Setting a Competitive Marketing Budget: Part 1
What should your firm spend each year on marketing? It's a simple question. But I think you'll agree it's never been a particularly easy one to answer. In this month's Pivot, we tackle this thorny issue head-on. We tell you what real-world professional service firms are spending today, so you can put your own marketing budget in perspective. To make the numbers even more relevant, we break the results down by industry and firm size. And we let you in on a surprise: the highest-growing firms spend a lot less than you'd expect.
In a survey released this month, we asked the CEOs of 100 professional service firms what percentage of 2007 revenues they devoted to marketing activities. The results varied widely — some companies spent almost nothing, while a few invested more than a fifth of their revenues on marketing.
Spend More to Make More
Our survey results conveyed one message loud and clear: companies that spend more on marketing tend to grow faster. Admittedly, 2007 was a banner year in the Washington, DC area's professional services market: even the 20% of firms that spent the least on marketing grew by 13.6% on average. But the 20% of firms that spent the most on marketing grew by 32.8% — almost two-and-a-half times more!
Spending Levels by Industry Segment
Across the segments we surveyed (management consulting, IT, finance/accounting & AEC), marketing budgets averaged 5.1%. But this average varies considerably when broken out by industry segment. AEC firms spent barely 3%, while IT firms invested over 7% of revenues. Interestingly, AEC firms also experienced the lowest growth of the four segments surveyed (though they still grew at a healthy 12.8% rate in 2007).
Marketing Budgets by Firm Size
When we looked at the numbers by firm size, we found that companies with revenues under $10 million had the highest marketing budgets as a percentage of total revenues. But the firms in the $10-49.9 million range experienced the highest rate of growth per marketing dollar spent.

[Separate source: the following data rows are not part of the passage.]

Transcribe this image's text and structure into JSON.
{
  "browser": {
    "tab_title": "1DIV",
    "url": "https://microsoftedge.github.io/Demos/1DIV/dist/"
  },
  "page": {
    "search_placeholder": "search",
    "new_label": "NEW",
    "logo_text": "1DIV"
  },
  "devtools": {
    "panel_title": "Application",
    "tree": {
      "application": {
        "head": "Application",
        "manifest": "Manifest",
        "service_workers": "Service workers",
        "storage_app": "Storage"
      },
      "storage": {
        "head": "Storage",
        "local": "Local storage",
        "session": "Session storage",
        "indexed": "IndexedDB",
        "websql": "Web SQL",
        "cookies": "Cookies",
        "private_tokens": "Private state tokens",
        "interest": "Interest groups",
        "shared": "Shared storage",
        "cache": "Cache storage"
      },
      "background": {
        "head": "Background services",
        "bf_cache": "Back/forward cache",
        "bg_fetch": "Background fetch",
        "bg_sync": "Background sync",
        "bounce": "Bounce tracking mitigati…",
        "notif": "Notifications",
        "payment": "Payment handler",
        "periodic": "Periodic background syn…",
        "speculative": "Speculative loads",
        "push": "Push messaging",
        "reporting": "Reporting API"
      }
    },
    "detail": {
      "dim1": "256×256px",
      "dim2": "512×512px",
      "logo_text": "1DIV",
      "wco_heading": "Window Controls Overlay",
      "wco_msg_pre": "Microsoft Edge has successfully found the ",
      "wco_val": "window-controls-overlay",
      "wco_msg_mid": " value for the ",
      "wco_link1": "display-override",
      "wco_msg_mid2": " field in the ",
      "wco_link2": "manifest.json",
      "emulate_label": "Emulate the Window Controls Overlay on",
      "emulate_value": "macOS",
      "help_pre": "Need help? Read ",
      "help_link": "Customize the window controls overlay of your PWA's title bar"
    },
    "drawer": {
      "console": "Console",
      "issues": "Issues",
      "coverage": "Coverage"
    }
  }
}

The High-Growth Paradox
But a big surprise still awaited us. While there was a well-defined correlation between marketing spend and growth rates, this relationship collapsed when we analyzed the firms with the highest growth rates. The 22 companies that grew 20% or more in 2007 and 2008 (projected), actually spent less than average on marketing: 4.8%. How did that happen? What's behind this apparent anomaly? Next month, we'll tell you how they did it — the strategies high-growth companies use to make the most efficient use of their marketing dollars.
For a more detailed analysis and to learn more about the habits of high-growth firms, download Hinge's 2008 competitive strategy study, Defying Gravity. It's free, and no registration is required.